• _Task statement_
Every line of the records below that holds the word "signal" belongs in the answer.

• _Records_
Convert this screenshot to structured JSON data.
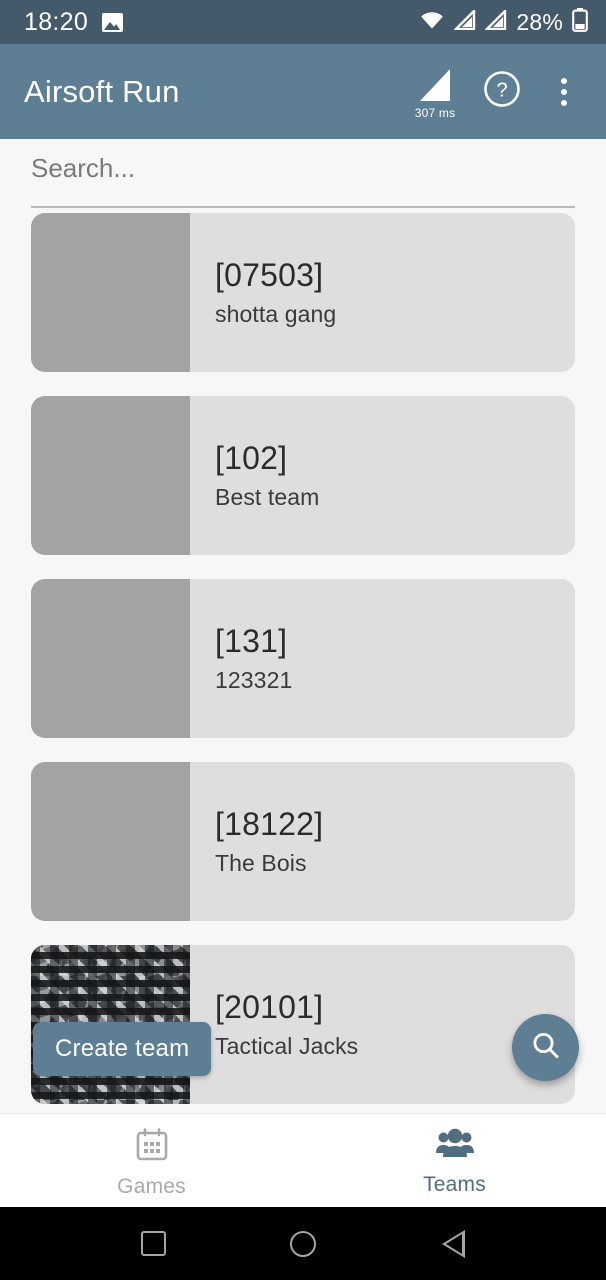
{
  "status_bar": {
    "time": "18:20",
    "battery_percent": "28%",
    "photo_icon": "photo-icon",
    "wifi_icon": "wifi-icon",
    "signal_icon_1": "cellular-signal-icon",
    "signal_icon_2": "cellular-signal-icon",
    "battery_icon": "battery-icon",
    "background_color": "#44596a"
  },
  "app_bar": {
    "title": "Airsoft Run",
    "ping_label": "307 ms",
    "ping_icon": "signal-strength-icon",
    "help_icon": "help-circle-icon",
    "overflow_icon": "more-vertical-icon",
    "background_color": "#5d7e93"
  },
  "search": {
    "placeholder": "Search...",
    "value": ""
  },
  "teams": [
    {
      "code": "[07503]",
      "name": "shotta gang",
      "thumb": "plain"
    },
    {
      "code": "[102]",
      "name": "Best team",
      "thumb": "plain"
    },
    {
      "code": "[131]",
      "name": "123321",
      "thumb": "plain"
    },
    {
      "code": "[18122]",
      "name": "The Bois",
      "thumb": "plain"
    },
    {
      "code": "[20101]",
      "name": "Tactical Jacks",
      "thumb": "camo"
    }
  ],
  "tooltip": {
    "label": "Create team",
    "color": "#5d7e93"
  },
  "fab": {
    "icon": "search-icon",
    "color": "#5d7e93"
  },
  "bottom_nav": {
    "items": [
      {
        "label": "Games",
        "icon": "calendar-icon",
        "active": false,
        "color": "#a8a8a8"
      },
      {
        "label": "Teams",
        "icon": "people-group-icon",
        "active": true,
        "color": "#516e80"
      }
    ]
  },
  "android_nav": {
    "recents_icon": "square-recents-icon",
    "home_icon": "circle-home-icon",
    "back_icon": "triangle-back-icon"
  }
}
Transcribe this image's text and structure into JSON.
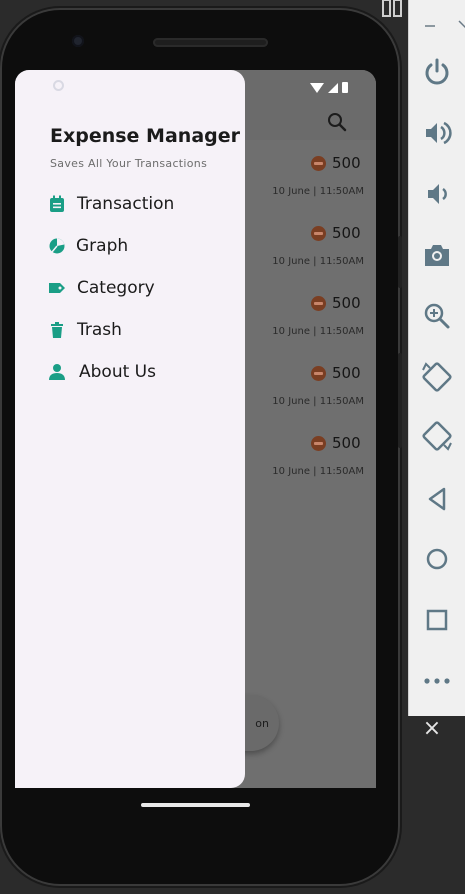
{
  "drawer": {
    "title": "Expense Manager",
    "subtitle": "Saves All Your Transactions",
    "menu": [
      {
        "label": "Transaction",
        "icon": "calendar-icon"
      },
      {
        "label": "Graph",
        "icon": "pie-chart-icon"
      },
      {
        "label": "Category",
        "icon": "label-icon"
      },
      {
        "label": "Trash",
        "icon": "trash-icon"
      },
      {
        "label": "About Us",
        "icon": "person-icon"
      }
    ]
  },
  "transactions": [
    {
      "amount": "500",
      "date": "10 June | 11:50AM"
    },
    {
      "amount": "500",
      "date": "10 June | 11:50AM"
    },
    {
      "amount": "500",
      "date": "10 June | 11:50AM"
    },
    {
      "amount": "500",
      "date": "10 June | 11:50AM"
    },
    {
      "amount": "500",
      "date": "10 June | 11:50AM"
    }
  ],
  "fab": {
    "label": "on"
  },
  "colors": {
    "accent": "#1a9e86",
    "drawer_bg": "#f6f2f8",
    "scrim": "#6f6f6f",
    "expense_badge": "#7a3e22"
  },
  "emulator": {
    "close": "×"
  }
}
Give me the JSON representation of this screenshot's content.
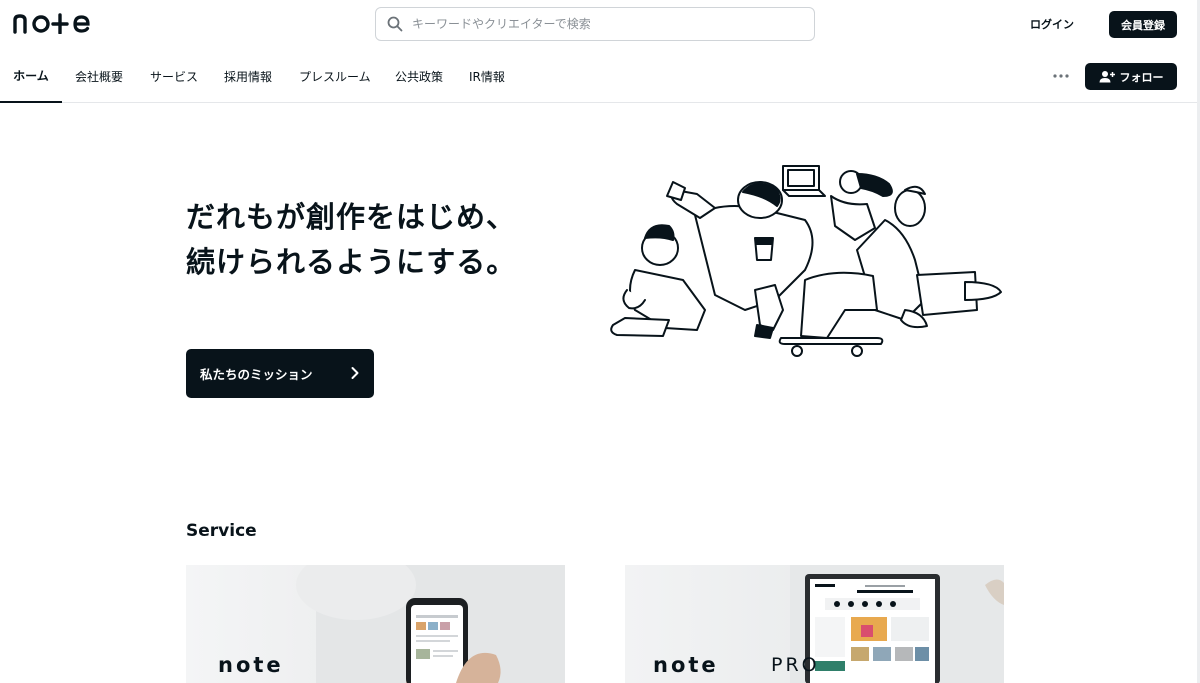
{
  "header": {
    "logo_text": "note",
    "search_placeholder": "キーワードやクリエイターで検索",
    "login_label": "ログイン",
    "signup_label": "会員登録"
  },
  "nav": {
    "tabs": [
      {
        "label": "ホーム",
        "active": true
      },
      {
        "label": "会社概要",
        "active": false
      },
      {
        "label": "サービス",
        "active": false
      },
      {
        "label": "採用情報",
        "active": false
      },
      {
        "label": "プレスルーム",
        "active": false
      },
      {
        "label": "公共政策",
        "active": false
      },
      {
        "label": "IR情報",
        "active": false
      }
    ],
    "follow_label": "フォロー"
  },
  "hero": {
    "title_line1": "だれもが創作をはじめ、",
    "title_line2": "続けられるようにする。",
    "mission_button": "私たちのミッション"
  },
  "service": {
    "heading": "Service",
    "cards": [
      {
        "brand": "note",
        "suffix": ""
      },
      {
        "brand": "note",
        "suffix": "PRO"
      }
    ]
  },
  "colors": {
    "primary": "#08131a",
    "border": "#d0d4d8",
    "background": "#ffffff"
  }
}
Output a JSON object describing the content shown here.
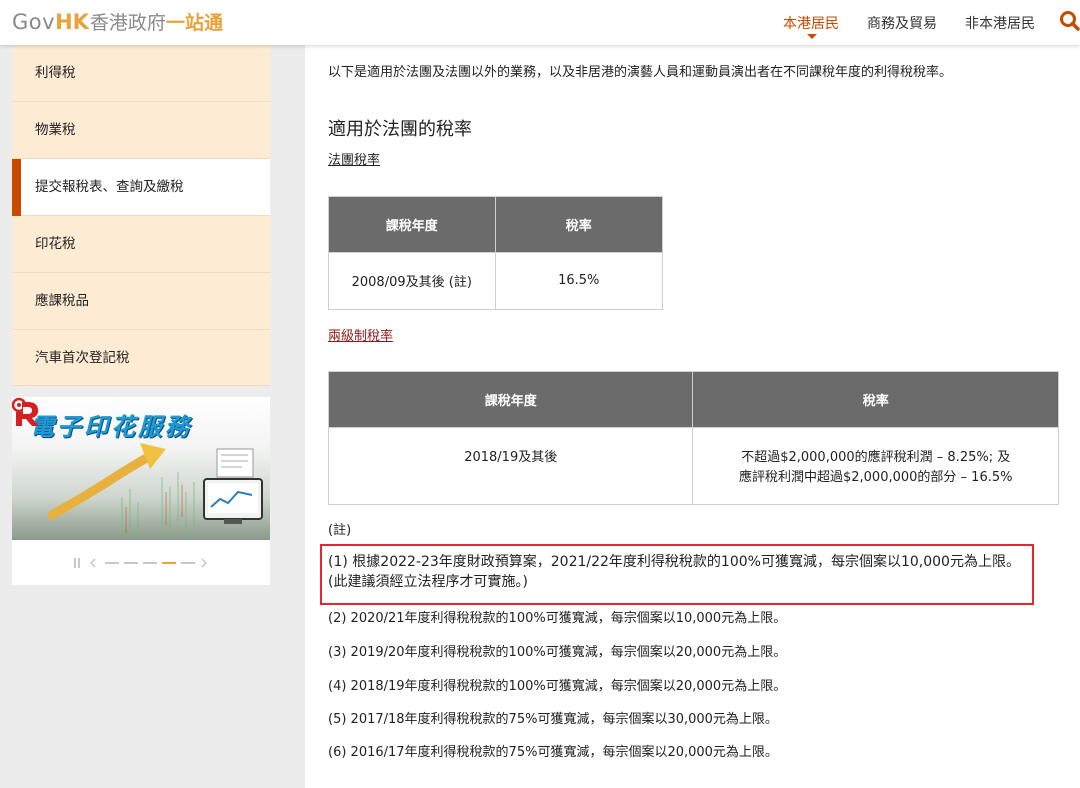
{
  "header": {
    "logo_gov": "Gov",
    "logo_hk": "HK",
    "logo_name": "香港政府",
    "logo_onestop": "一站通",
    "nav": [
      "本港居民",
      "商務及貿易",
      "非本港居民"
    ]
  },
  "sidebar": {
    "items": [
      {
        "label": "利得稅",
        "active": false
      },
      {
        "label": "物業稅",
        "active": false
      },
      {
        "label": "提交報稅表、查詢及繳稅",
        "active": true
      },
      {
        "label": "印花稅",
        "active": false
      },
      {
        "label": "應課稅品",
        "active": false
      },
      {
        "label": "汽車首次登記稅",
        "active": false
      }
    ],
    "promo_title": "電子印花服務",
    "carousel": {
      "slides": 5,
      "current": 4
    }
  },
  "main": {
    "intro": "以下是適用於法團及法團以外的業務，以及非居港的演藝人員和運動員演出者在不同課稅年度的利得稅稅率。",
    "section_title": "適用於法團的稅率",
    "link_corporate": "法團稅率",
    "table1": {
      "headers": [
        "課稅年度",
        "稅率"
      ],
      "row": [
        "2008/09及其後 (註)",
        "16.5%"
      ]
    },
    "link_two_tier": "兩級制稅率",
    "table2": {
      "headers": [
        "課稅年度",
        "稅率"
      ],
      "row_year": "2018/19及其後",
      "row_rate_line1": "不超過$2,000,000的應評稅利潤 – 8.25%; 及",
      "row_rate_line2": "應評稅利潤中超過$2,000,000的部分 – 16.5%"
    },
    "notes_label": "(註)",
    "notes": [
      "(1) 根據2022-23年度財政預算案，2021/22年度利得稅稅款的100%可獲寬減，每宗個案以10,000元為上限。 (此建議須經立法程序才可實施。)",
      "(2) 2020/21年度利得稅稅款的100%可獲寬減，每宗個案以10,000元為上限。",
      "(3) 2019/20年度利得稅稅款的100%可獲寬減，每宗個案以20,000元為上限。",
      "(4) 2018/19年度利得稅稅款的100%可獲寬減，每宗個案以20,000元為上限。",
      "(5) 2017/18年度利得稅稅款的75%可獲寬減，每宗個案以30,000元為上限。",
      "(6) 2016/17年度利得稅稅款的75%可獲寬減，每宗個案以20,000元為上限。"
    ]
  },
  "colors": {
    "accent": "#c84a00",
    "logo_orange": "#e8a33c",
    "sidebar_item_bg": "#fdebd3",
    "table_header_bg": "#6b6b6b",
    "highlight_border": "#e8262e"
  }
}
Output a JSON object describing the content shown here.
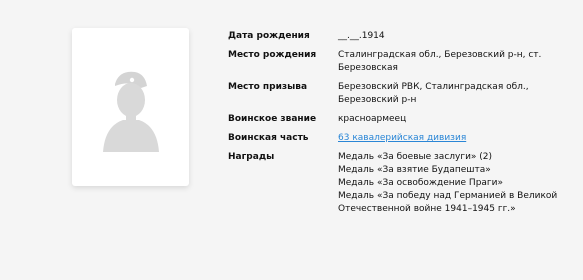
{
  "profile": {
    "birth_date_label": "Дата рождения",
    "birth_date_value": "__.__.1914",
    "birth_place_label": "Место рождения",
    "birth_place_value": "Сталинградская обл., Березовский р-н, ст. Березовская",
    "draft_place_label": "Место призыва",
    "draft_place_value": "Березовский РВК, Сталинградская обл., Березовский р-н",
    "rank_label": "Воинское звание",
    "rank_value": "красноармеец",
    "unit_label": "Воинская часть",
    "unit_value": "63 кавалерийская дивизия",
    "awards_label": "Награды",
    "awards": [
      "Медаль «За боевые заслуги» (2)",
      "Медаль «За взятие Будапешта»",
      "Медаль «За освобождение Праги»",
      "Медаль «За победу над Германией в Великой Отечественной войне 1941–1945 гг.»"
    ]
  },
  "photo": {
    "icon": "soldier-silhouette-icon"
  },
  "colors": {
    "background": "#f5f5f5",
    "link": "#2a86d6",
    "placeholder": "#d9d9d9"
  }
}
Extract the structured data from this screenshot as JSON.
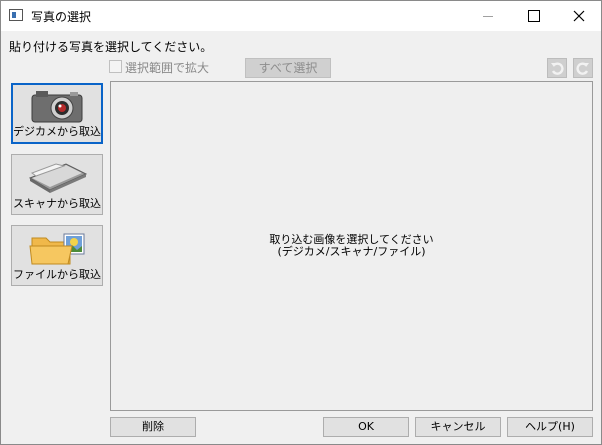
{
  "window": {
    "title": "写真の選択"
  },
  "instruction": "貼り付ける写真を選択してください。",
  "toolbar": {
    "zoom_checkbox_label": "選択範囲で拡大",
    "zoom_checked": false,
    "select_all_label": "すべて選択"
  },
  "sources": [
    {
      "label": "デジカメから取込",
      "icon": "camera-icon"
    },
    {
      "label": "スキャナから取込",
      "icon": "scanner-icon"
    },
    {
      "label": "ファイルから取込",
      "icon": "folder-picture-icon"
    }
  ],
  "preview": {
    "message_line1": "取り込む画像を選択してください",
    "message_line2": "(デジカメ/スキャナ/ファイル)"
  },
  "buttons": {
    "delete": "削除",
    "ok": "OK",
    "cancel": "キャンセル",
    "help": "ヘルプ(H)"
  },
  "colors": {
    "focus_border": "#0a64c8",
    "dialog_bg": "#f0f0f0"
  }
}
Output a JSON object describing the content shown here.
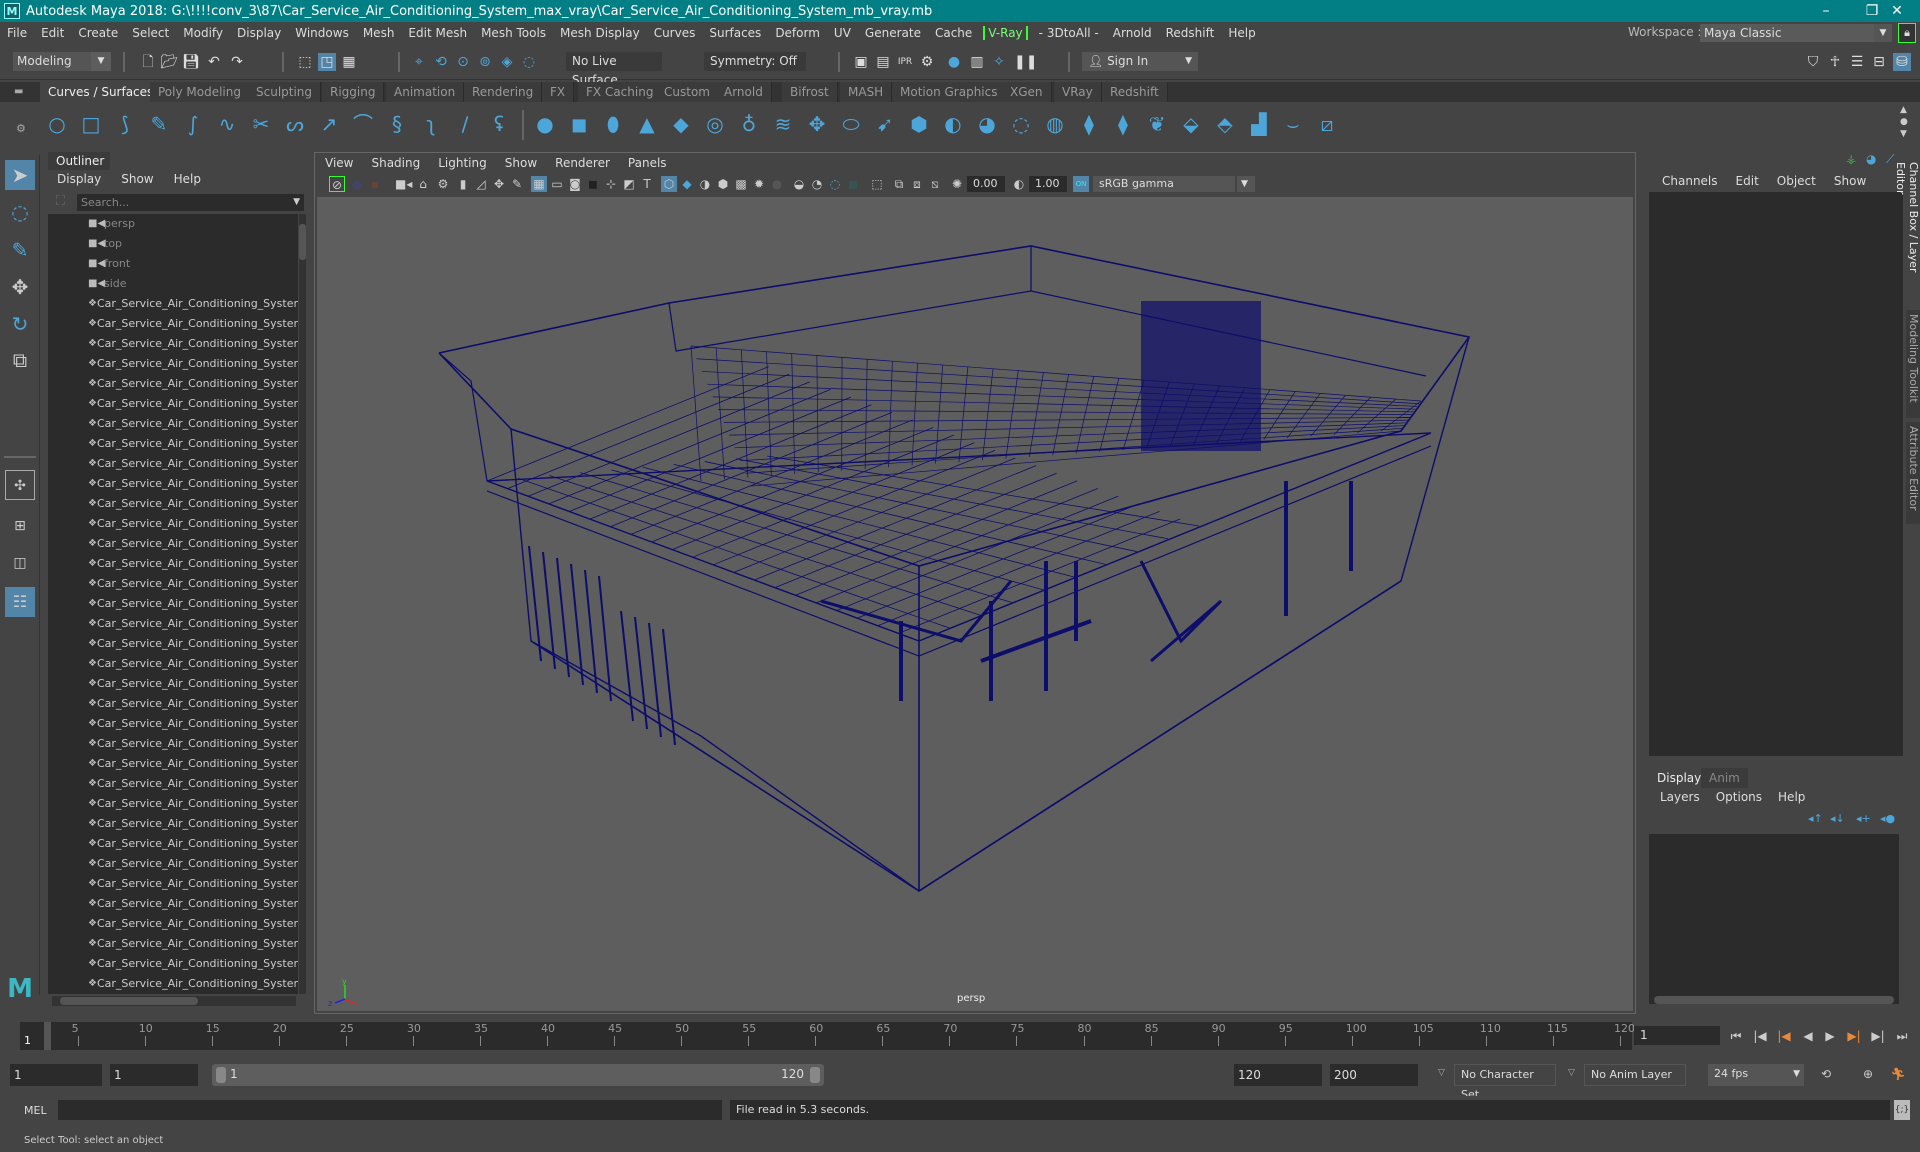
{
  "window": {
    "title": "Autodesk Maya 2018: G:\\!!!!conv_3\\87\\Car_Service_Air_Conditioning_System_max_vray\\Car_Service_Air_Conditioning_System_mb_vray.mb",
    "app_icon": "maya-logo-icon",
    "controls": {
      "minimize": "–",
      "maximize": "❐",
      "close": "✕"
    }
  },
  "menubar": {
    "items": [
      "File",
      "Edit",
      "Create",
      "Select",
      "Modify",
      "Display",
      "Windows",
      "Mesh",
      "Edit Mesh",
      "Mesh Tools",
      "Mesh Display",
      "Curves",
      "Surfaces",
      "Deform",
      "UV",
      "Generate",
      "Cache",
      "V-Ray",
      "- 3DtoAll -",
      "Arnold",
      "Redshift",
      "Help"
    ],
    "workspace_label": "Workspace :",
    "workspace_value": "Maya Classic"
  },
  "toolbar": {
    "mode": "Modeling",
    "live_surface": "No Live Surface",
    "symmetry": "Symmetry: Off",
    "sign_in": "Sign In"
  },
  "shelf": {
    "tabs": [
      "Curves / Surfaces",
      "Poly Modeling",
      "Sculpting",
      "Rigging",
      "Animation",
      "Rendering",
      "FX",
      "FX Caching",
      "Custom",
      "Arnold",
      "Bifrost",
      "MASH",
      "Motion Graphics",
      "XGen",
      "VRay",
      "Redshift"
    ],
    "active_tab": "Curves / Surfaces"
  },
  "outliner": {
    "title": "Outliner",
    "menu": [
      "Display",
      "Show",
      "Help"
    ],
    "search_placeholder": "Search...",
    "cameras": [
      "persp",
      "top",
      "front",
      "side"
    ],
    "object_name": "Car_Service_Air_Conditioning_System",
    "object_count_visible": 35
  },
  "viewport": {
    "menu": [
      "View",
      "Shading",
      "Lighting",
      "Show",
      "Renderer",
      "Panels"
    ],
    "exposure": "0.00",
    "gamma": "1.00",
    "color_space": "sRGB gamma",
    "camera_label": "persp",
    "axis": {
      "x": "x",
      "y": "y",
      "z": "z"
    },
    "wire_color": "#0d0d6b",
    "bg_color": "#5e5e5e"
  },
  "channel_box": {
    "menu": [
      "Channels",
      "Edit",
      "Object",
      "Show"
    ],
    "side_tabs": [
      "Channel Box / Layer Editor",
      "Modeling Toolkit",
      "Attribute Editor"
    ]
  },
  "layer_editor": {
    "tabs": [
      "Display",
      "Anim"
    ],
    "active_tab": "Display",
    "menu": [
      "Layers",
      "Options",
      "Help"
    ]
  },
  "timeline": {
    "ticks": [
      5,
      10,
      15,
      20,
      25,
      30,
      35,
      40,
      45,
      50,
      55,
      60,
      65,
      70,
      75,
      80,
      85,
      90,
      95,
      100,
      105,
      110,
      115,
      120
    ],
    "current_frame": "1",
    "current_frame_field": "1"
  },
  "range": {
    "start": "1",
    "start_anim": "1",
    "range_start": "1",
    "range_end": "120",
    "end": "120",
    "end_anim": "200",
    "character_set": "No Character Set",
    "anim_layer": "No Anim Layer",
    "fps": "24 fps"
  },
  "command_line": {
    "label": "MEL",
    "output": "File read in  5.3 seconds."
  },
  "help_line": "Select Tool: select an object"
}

• _Task response_
    "signal_icon_1": "cellular-signal-icon",
    "signal_icon_2": "cellular-signal-icon",
    "ping_icon": "signal-strength-icon",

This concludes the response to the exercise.